__TASK TO CARRY OUT__
Give a bare count of the lines with "收款账户" in the material below.

__INFORMATION__

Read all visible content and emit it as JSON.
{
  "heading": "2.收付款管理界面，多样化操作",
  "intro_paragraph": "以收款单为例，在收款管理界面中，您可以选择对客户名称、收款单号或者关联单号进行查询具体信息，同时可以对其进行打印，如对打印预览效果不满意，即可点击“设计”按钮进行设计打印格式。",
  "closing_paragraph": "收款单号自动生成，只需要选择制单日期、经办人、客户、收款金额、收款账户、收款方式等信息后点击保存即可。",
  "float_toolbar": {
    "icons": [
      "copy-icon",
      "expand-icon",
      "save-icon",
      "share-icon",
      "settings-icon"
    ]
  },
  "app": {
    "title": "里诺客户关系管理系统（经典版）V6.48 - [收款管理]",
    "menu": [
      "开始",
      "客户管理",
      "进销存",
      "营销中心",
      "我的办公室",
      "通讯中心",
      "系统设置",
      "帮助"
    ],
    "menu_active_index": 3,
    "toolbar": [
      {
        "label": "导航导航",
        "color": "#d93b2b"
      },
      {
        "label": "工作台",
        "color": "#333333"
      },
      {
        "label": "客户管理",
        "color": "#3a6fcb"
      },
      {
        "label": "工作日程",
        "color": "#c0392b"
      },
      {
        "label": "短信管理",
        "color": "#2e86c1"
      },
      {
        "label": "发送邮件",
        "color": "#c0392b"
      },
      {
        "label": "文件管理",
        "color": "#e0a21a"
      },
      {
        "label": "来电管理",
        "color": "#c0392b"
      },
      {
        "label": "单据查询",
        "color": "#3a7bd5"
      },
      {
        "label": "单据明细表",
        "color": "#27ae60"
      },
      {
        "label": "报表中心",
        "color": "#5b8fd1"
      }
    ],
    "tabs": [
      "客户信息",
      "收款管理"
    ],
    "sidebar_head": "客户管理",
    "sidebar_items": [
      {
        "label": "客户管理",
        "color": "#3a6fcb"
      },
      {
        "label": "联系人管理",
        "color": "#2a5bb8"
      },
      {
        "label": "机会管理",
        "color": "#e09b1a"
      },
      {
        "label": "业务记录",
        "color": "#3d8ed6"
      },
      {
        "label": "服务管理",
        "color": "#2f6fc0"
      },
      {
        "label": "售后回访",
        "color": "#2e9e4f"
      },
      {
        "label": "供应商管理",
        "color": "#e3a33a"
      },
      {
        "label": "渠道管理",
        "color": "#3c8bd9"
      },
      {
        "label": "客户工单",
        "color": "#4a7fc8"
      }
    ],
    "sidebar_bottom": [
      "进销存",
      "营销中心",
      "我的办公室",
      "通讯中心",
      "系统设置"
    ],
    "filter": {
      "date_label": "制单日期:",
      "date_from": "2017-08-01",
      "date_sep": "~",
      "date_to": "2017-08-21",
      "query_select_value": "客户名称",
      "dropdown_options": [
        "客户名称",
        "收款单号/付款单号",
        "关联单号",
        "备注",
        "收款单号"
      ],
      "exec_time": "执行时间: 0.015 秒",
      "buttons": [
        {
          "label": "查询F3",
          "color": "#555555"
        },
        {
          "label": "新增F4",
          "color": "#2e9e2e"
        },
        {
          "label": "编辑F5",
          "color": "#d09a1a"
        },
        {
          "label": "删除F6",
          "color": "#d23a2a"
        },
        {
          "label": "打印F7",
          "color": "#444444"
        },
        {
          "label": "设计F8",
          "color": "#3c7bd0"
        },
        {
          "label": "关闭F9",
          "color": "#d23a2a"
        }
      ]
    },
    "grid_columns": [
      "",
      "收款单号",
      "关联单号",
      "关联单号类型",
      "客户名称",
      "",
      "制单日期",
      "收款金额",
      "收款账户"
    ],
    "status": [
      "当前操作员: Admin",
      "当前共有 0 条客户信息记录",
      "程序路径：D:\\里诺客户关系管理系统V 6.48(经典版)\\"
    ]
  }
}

__ANSWER SECTION__
2